## What you are asked to do
Your output should reproduce each entry exactly, with none of its pictures.

## Available data
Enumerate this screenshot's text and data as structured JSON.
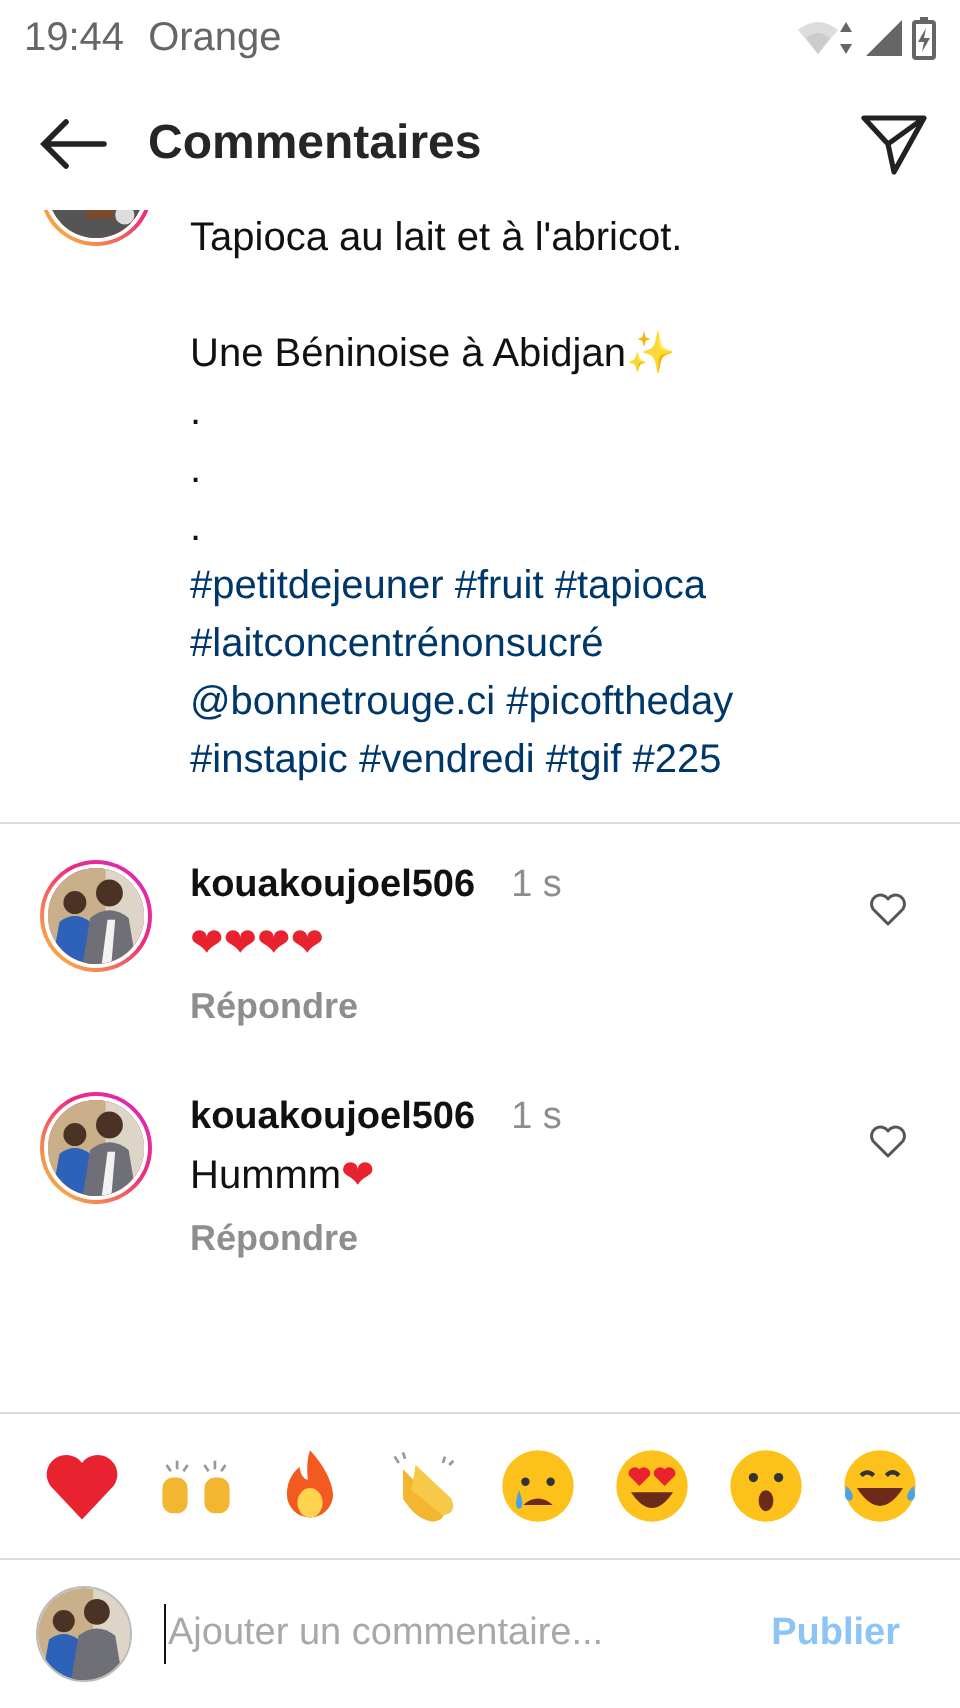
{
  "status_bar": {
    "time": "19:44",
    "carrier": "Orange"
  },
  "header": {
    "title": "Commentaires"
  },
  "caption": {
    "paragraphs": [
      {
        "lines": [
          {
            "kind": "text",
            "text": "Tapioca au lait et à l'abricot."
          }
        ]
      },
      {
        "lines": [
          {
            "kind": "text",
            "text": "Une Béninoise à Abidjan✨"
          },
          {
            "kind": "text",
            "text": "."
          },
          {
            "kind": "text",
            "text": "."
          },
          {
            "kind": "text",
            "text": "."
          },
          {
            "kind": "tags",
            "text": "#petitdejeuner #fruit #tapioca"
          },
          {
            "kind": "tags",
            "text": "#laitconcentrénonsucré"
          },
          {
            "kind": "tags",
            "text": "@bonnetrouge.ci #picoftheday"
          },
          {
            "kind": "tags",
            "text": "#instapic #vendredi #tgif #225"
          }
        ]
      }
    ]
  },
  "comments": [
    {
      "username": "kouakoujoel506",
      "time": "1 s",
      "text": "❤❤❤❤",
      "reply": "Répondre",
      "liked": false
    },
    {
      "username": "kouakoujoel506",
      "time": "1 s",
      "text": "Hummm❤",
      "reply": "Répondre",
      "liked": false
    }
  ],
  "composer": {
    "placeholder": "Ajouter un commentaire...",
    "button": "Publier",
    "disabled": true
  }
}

## Your solution
Enumerate this screenshot's text and data as structured JSON.
{
  "status_bar": {
    "time": "19:44",
    "carrier": "Orange"
  },
  "header": {
    "title": "Commentaires"
  },
  "caption": {
    "paragraphs": [
      {
        "lines": [
          {
            "kind": "text",
            "text": "Tapioca au lait et à l'abricot."
          }
        ]
      },
      {
        "lines": [
          {
            "kind": "text",
            "text": "Une Béninoise à Abidjan✨"
          },
          {
            "kind": "text",
            "text": "."
          },
          {
            "kind": "text",
            "text": "."
          },
          {
            "kind": "text",
            "text": "."
          },
          {
            "kind": "tags",
            "text": "#petitdejeuner #fruit #tapioca"
          },
          {
            "kind": "tags",
            "text": "#laitconcentrénonsucré"
          },
          {
            "kind": "tags",
            "text": "@bonnetrouge.ci #picoftheday"
          },
          {
            "kind": "tags",
            "text": "#instapic #vendredi #tgif #225"
          }
        ]
      }
    ]
  },
  "comments": [
    {
      "username": "kouakoujoel506",
      "time": "1 s",
      "text": "❤❤❤❤",
      "reply": "Répondre",
      "liked": false
    },
    {
      "username": "kouakoujoel506",
      "time": "1 s",
      "text": "Hummm❤",
      "reply": "Répondre",
      "liked": false
    }
  ],
  "composer": {
    "placeholder": "Ajouter un commentaire...",
    "button": "Publier",
    "disabled": true
  }
}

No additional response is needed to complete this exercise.